## [WHAT YOU SHOULD DO]
Leaving out the images, please output every entry exactly as it appears.
──────── SUPPLIED RECORDS ────────
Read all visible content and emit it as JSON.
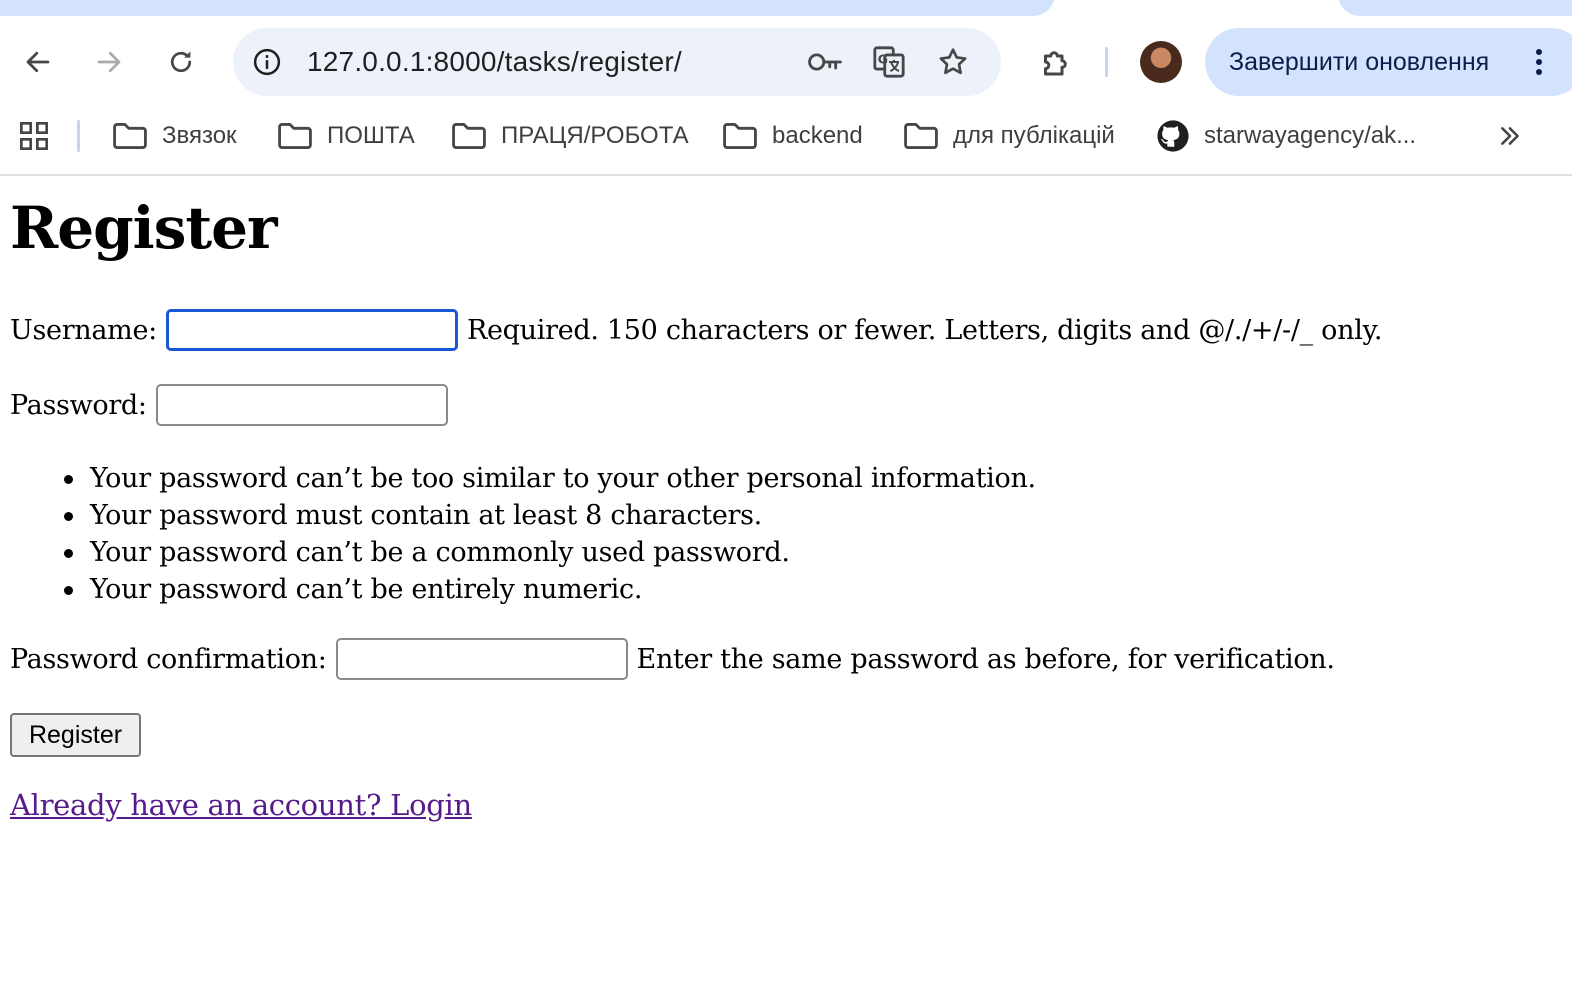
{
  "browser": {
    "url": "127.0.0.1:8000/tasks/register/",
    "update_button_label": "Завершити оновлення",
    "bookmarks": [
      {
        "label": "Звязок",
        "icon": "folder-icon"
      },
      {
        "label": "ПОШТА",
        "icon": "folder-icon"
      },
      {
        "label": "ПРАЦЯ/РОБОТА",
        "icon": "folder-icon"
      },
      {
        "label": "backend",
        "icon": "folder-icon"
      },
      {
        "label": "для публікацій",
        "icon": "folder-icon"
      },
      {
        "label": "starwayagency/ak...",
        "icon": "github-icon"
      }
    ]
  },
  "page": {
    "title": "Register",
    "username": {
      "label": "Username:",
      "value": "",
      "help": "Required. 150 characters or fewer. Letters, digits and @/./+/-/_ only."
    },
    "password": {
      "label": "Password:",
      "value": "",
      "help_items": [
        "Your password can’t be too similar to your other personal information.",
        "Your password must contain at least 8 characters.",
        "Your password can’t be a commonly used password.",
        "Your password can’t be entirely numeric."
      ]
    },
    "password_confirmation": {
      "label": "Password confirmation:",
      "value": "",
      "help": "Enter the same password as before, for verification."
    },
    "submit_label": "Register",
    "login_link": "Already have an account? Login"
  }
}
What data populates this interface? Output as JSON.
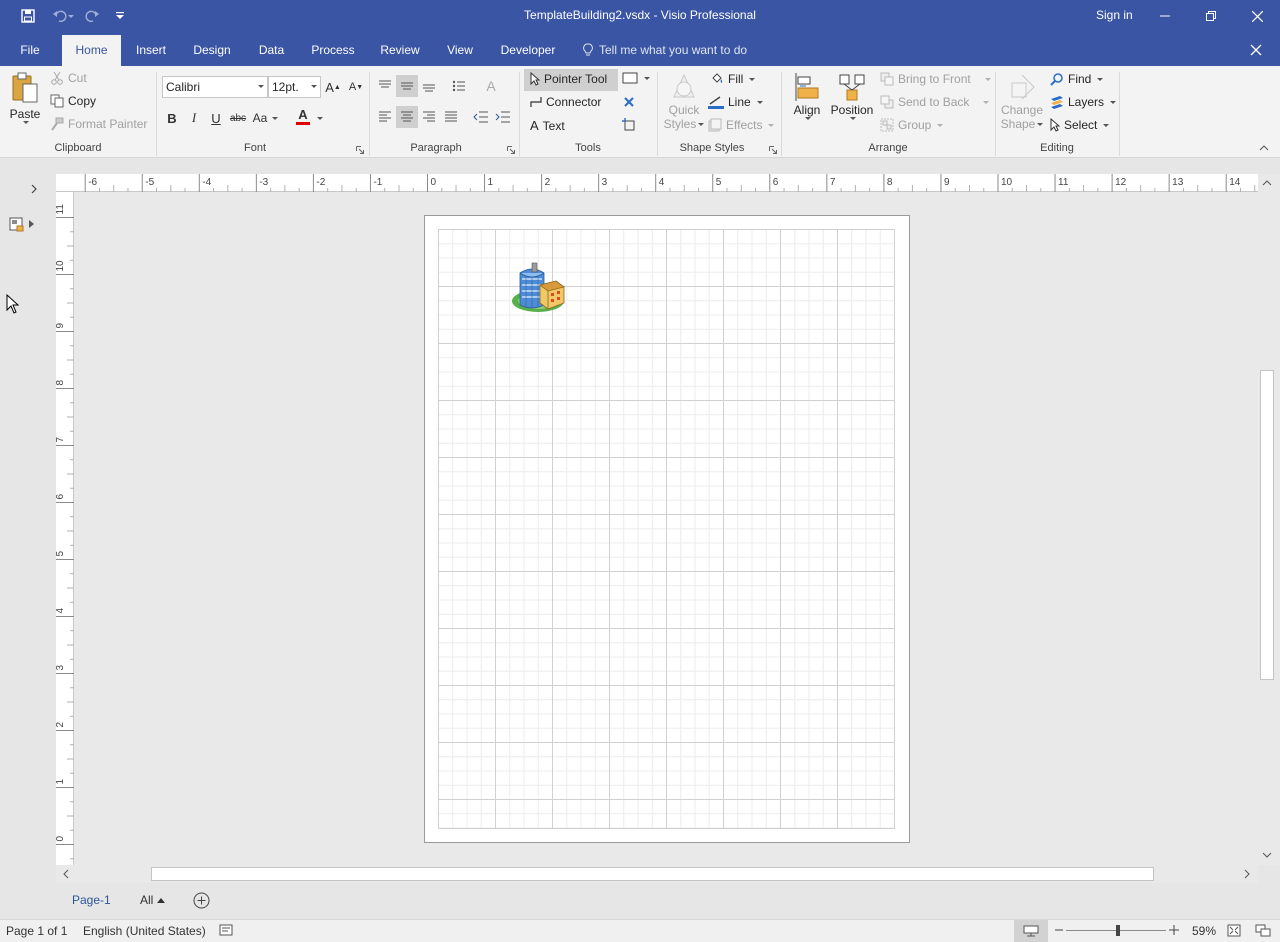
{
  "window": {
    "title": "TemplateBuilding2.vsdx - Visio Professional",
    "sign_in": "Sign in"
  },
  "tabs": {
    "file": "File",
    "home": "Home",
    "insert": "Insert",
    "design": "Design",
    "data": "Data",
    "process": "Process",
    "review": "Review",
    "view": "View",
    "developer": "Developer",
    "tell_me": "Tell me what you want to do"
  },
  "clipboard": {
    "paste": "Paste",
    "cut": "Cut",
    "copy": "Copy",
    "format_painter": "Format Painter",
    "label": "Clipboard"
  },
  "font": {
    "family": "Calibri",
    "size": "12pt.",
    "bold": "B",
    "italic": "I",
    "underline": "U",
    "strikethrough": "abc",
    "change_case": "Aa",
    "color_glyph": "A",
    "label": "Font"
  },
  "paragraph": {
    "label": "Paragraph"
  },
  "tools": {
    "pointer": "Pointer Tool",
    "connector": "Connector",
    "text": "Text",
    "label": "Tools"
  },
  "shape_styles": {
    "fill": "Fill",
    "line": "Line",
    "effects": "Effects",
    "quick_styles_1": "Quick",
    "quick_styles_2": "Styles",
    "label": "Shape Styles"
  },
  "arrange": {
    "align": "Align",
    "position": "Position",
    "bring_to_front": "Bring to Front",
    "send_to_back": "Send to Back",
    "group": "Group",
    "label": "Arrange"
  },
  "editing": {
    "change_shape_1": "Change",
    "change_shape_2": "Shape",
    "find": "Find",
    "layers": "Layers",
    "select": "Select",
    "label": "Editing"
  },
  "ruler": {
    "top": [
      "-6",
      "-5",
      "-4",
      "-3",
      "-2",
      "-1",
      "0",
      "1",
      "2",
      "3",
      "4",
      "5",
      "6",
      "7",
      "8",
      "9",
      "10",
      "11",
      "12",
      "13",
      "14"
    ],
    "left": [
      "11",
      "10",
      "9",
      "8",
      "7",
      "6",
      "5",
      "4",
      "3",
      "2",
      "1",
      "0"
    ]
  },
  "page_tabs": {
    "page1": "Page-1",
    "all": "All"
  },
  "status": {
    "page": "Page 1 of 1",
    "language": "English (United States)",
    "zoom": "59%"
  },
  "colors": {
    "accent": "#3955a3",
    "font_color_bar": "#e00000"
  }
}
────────
## [REPLY TO THE TASK]
Read all visible content and emit it as JSON.
{
  "browser": {
    "url": "127.0.0.1:8000/tasks/register/",
    "update_button_label": "Завершити оновлення",
    "bookmarks": [
      {
        "label": "Звязок",
        "icon": "folder-icon"
      },
      {
        "label": "ПОШТА",
        "icon": "folder-icon"
      },
      {
        "label": "ПРАЦЯ/РОБОТА",
        "icon": "folder-icon"
      },
      {
        "label": "backend",
        "icon": "folder-icon"
      },
      {
        "label": "для публікацій",
        "icon": "folder-icon"
      },
      {
        "label": "starwayagency/ak...",
        "icon": "github-icon"
      }
    ]
  },
  "page": {
    "title": "Register",
    "username": {
      "label": "Username:",
      "value": "",
      "help": "Required. 150 characters or fewer. Letters, digits and @/./+/-/_ only."
    },
    "password": {
      "label": "Password:",
      "value": "",
      "help_items": [
        "Your password can’t be too similar to your other personal information.",
        "Your password must contain at least 8 characters.",
        "Your password can’t be a commonly used password.",
        "Your password can’t be entirely numeric."
      ]
    },
    "password_confirmation": {
      "label": "Password confirmation:",
      "value": "",
      "help": "Enter the same password as before, for verification."
    },
    "submit_label": "Register",
    "login_link": "Already have an account? Login"
  }
}
What data populates this interface? Output as JSON.
{
  "window": {
    "title": "TemplateBuilding2.vsdx - Visio Professional",
    "sign_in": "Sign in"
  },
  "tabs": {
    "file": "File",
    "home": "Home",
    "insert": "Insert",
    "design": "Design",
    "data": "Data",
    "process": "Process",
    "review": "Review",
    "view": "View",
    "developer": "Developer",
    "tell_me": "Tell me what you want to do"
  },
  "clipboard": {
    "paste": "Paste",
    "cut": "Cut",
    "copy": "Copy",
    "format_painter": "Format Painter",
    "label": "Clipboard"
  },
  "font": {
    "family": "Calibri",
    "size": "12pt.",
    "bold": "B",
    "italic": "I",
    "underline": "U",
    "strikethrough": "abc",
    "change_case": "Aa",
    "color_glyph": "A",
    "label": "Font"
  },
  "paragraph": {
    "label": "Paragraph"
  },
  "tools": {
    "pointer": "Pointer Tool",
    "connector": "Connector",
    "text": "Text",
    "label": "Tools"
  },
  "shape_styles": {
    "fill": "Fill",
    "line": "Line",
    "effects": "Effects",
    "quick_styles_1": "Quick",
    "quick_styles_2": "Styles",
    "label": "Shape Styles"
  },
  "arrange": {
    "align": "Align",
    "position": "Position",
    "bring_to_front": "Bring to Front",
    "send_to_back": "Send to Back",
    "group": "Group",
    "label": "Arrange"
  },
  "editing": {
    "change_shape_1": "Change",
    "change_shape_2": "Shape",
    "find": "Find",
    "layers": "Layers",
    "select": "Select",
    "label": "Editing"
  },
  "ruler": {
    "top": [
      "-6",
      "-5",
      "-4",
      "-3",
      "-2",
      "-1",
      "0",
      "1",
      "2",
      "3",
      "4",
      "5",
      "6",
      "7",
      "8",
      "9",
      "10",
      "11",
      "12",
      "13",
      "14"
    ],
    "left": [
      "11",
      "10",
      "9",
      "8",
      "7",
      "6",
      "5",
      "4",
      "3",
      "2",
      "1",
      "0"
    ]
  },
  "page_tabs": {
    "page1": "Page-1",
    "all": "All"
  },
  "status": {
    "page": "Page 1 of 1",
    "language": "English (United States)",
    "zoom": "59%"
  },
  "colors": {
    "accent": "#3955a3",
    "font_color_bar": "#e00000"
  }
}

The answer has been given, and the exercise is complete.